‘When we were freeing the east side of the city, people were laughing and clapping us,’ said one senior Iraqi officer. ‘But on this side in the old city no one smiles, no one applauds us. I think they’re all Daesh.’
Yet even as its power ebbs, IS inflicts terror on the population. Ibrahim Hamza, 45, a driver and father of eight, told me how a European-looking militant kneecapped him when he refused orders to move his family as human shields.
‘I said we could not go,’ said Hamza, his leg heavily bandaged. ‘He shot me with his AK rifle. Then he went outside to set fire to my car, saying that I had five minutes to move otherwise he would pour petrol on me and set me alight.’
His wife rapidly tied a tourniquet, then his family and friends helped Hamza escape from the house only for a helicopter to start shooting at them, assuming they were fleeing fighters. His daughter was hit in the leg, his son in the back.
When they reached an IS-run medical centre, a commander laughed at their plight. ‘You should be thankful,’ he told the heavily bleeding man. ‘Two hours ago we were given new orders – we were told to starting shooting people in the forehead.’
Another family said they escaped two weeks ago by racing through a checkpoint. ‘They started shooting at us with a heavy machine gun,’ said Muaser, 23. ‘We were terrified.’ A relative following them in a second car was killed.
A few hundred yards from the front line I found civil defence volunteers helping those trapped in buildings and clearing out corpses. ‘We have to break the cement to reach families hiding in cellars,’ said one team leader. ‘Most of them are dead.’
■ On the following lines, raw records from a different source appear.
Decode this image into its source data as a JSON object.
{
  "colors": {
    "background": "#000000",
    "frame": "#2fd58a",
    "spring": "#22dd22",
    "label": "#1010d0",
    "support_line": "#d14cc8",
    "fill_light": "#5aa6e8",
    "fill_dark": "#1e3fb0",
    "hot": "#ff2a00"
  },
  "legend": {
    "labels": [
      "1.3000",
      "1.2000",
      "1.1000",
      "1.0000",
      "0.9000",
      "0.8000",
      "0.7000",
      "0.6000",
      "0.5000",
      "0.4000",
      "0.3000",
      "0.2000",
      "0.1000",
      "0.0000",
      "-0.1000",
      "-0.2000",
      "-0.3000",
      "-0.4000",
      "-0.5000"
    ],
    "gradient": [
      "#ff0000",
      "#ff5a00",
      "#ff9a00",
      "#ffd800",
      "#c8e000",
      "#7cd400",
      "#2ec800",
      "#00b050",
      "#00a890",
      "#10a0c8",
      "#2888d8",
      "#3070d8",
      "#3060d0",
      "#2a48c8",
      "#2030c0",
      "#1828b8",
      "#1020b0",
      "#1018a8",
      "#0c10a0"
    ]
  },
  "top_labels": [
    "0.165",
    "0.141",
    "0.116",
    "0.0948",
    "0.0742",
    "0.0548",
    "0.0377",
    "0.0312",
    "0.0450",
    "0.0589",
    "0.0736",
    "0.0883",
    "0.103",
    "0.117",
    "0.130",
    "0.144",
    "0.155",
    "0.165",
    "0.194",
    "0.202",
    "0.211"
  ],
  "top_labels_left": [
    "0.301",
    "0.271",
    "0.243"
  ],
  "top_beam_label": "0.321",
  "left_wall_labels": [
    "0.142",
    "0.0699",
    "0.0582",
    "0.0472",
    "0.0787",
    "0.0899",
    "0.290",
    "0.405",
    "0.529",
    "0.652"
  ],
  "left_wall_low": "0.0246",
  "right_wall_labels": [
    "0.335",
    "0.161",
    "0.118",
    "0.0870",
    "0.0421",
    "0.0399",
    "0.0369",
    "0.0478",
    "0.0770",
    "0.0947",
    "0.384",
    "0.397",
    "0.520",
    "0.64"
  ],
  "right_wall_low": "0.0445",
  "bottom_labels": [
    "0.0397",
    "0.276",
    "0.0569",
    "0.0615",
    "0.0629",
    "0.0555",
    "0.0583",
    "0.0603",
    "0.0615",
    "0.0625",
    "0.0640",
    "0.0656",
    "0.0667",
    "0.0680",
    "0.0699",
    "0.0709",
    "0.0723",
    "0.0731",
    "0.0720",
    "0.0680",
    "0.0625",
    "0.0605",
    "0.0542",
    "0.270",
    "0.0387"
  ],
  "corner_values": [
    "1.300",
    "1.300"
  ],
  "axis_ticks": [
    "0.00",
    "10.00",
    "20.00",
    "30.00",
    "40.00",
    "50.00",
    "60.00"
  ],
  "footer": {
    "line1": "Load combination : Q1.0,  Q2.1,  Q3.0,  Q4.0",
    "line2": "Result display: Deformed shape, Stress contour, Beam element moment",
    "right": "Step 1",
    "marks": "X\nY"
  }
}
There were also two bearded Americans, an Australian in flip-flops and a young Swedish man sitting casually on a battered sofa, and broken wheelchair in the street as French special forces strode past from the front. Such is the weirdness of war.
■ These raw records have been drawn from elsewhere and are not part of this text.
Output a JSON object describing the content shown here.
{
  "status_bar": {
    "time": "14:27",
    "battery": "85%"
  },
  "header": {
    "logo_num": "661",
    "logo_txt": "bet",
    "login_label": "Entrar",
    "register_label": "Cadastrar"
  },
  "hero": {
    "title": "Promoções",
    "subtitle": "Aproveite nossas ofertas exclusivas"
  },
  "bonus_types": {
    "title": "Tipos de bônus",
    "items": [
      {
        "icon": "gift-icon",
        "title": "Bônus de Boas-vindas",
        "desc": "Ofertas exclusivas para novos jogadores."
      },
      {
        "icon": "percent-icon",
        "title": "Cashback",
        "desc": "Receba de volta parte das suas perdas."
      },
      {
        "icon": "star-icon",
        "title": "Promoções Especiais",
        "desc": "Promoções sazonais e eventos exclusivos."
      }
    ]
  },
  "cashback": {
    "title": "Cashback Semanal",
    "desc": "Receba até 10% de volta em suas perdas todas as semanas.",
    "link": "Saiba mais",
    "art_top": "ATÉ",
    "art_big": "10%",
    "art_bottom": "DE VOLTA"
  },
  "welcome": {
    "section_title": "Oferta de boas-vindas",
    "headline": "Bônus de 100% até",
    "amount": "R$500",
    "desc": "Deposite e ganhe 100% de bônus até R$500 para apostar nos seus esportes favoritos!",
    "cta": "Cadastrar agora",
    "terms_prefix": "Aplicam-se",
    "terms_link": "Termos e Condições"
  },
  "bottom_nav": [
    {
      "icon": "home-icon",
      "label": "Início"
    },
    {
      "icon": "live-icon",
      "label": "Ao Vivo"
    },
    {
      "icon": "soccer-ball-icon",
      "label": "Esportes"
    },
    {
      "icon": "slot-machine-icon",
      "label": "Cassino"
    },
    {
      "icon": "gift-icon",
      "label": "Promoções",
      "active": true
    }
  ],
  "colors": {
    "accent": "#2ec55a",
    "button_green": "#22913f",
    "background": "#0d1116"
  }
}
They turned out to be former military medics who had volunteered to help. Behind them was a basic field hospital with three trolleys, intravenous drips and boxes of medical supplies, along with some Iraqi colleagues sitting in the shade.
‘Our job is to keep people alive long enough to get them to hospital,’ said Emil Andersson, who took a month off his building job south of Stockholm. ‘It feels good when you save someone’s life. It feels more important than construction.’
I watched as a weak 73-year-old man, suffering from lack of food and a small bullet wound in his shoulder, was revived. Even as medics worked on him, soldiers asked if he was with IS. Later I saw him on the back of a lorry heading off to a camp.
Yet as this offensive comes to an end, the fight goes on. IS is under attack in its Syrian stronghold of Raqqa – where defence sources say up to 8,000 fighters are holed up – and still controls Tal Afar, 50 miles west of Mosul.
And while the final black flags may soon be ripped down, the bitterness among six million Sunnis in Iraq that gave birth to IS after being fuelled by Saddam’s removal remains fertile terrain for extremists.
Victory in Mosul will end the cult’s pretence of statehood. But for all the inevitable jubilation, this war against jihadi militancy has a long way to go. Rehabilitation of liberated areas could cost $100 billion (£78 billion), while the wounds of conflict will fester for years.
As I left the old city, however, I saw a surprising sight: a snooker hall in a decrepit-looking building, filled with children, young men and loud pop music just one mile from the front line and close to another field hospital.
IS banned such games, declaring that the hitting of coloured balls on a green baize table was un-Islamic. Already more than a dozen have reopened, an unlikely sign of normal life resuming. Food shops and schools are also reopening.
The owner Muhammad Hassan, 26, told me he was lashed by IS for operating the place, while his brother was shot for refusing to leave their home. ‘Everything was forbidden by them,’ he said. ‘But now I feel I am flying with happiness.’